===== RECORDS TO PROCESS

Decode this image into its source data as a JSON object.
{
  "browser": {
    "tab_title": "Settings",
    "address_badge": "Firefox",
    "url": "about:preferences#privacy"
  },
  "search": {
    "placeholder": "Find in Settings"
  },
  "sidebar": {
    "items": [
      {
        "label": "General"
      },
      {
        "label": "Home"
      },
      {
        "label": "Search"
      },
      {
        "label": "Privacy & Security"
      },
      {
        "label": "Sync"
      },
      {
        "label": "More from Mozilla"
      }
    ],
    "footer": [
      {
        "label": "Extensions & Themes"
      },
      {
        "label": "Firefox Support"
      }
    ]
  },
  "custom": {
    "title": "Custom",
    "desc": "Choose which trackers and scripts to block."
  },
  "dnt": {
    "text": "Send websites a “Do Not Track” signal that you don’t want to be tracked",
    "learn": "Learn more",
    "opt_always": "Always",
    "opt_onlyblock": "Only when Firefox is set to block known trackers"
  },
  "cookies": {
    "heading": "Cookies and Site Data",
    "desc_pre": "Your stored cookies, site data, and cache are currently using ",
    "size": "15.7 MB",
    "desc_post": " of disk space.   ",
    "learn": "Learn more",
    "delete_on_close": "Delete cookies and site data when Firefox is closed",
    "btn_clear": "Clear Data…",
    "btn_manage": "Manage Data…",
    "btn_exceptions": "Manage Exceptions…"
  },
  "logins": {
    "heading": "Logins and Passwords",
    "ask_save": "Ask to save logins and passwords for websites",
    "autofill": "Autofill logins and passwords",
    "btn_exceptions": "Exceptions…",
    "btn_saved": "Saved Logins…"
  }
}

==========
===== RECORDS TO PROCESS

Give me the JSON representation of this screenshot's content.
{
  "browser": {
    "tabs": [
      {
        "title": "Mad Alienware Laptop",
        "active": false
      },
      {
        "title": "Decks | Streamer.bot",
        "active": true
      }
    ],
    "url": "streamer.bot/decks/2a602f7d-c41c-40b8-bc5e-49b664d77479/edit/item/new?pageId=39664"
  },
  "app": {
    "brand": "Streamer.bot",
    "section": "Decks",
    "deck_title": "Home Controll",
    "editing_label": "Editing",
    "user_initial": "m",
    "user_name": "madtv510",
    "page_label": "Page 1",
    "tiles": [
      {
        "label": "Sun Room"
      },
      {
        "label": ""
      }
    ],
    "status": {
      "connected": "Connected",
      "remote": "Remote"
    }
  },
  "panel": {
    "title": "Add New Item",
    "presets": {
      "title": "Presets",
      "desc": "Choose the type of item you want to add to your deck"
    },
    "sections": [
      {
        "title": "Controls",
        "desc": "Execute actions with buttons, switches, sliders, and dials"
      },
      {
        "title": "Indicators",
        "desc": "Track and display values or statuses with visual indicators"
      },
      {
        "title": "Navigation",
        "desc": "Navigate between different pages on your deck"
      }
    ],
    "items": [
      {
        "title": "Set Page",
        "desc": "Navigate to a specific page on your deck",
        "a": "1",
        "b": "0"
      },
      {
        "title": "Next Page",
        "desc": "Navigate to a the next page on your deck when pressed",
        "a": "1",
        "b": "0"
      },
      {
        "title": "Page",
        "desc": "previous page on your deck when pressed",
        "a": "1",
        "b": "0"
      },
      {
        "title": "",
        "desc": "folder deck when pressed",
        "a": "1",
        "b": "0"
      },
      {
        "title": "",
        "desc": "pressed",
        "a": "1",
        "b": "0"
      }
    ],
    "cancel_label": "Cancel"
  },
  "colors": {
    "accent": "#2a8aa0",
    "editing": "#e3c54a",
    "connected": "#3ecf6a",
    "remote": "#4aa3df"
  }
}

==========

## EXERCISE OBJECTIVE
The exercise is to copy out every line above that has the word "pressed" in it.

## FINISHED TASK
        "desc": "Navigate to a the next page on your deck when pressed",
        "desc": "previous page on your deck when pressed",
        "desc": "folder deck when pressed",
        "desc": "pressed",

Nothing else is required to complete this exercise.